▶ [TASK REQUIREMENTS]: Set down all of the data that follows word for word, without the images.

(Entries taken from a collection)
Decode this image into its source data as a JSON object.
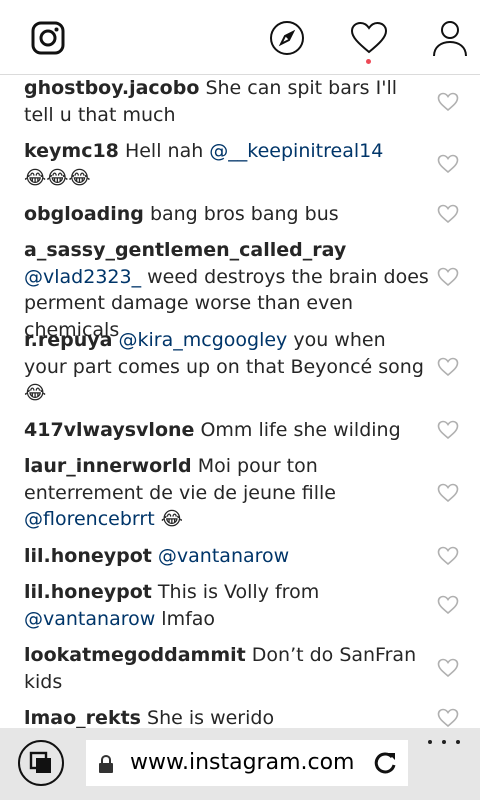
{
  "header": {
    "icons": [
      "instagram-logo-icon",
      "compass-icon",
      "heart-icon",
      "profile-icon"
    ],
    "notification_dot_color": "#ed4956"
  },
  "comments": [
    {
      "user": "ghostboy.jacobo",
      "mention": "",
      "text": "She can spit bars I'll tell u that much"
    },
    {
      "user": "keymc18",
      "mention": "",
      "text": "Hell nah ",
      "mention_inline": "@__keepinitreal14",
      "tail": "😂😂😂"
    },
    {
      "user": "obgloading",
      "mention": "",
      "text": "bang bros bang bus"
    },
    {
      "user": "a_sassy_gentlemen_called_ray",
      "mention": "@vlad2323_",
      "text": "weed destroys the brain does perment damage worse than even chemicals"
    },
    {
      "user": "r.repuya",
      "mention": "@kira_mcgoogley",
      "text": "you when your part comes up on that Beyoncé song 😂"
    },
    {
      "user": "417vlwaysvlone",
      "mention": "",
      "text": "Omm life she wilding"
    },
    {
      "user": "laur_innerworld",
      "mention": "",
      "text": "Moi pour ton enterrement de vie de jeune fille ",
      "mention_inline": "@florencebrrt",
      "tail": " 😂"
    },
    {
      "user": "lil.honeypot",
      "mention": "@vantanarow",
      "text": ""
    },
    {
      "user": "lil.honeypot",
      "mention": "",
      "text": "This is Volly from ",
      "mention_inline": "@vantanarow",
      "tail": " lmfao"
    },
    {
      "user": "lookatmegoddammit",
      "mention": "",
      "text": "Don’t do SanFran kids"
    },
    {
      "user": "lmao_rekts",
      "mention": "",
      "text": "She is werido"
    }
  ],
  "browser": {
    "url": "www.instagram.com/|",
    "icons": [
      "tabs-icon",
      "lock-icon",
      "refresh-icon",
      "more-icon"
    ]
  }
}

▶ [WRITTEN RESPONSE]:
Decode this image into its source data as a JSON object.
{
  "header": {
    "icons": [
      "instagram-logo-icon",
      "compass-icon",
      "heart-icon",
      "profile-icon"
    ],
    "notification_dot_color": "#ed4956"
  },
  "comments": [
    {
      "user": "ghostboy.jacobo",
      "mention": "",
      "text": "She can spit bars I'll tell u that much"
    },
    {
      "user": "keymc18",
      "mention": "",
      "text": "Hell nah ",
      "mention_inline": "@__keepinitreal14",
      "tail": "😂😂😂"
    },
    {
      "user": "obgloading",
      "mention": "",
      "text": "bang bros bang bus"
    },
    {
      "user": "a_sassy_gentlemen_called_ray",
      "mention": "@vlad2323_",
      "text": "weed destroys the brain does perment damage worse than even chemicals"
    },
    {
      "user": "r.repuya",
      "mention": "@kira_mcgoogley",
      "text": "you when your part comes up on that Beyoncé song 😂"
    },
    {
      "user": "417vlwaysvlone",
      "mention": "",
      "text": "Omm life she wilding"
    },
    {
      "user": "laur_innerworld",
      "mention": "",
      "text": "Moi pour ton enterrement de vie de jeune fille ",
      "mention_inline": "@florencebrrt",
      "tail": " 😂"
    },
    {
      "user": "lil.honeypot",
      "mention": "@vantanarow",
      "text": ""
    },
    {
      "user": "lil.honeypot",
      "mention": "",
      "text": "This is Volly from ",
      "mention_inline": "@vantanarow",
      "tail": " lmfao"
    },
    {
      "user": "lookatmegoddammit",
      "mention": "",
      "text": "Don’t do SanFran kids"
    },
    {
      "user": "lmao_rekts",
      "mention": "",
      "text": "She is werido"
    }
  ],
  "browser": {
    "url": "www.instagram.com/|",
    "icons": [
      "tabs-icon",
      "lock-icon",
      "refresh-icon",
      "more-icon"
    ]
  }
}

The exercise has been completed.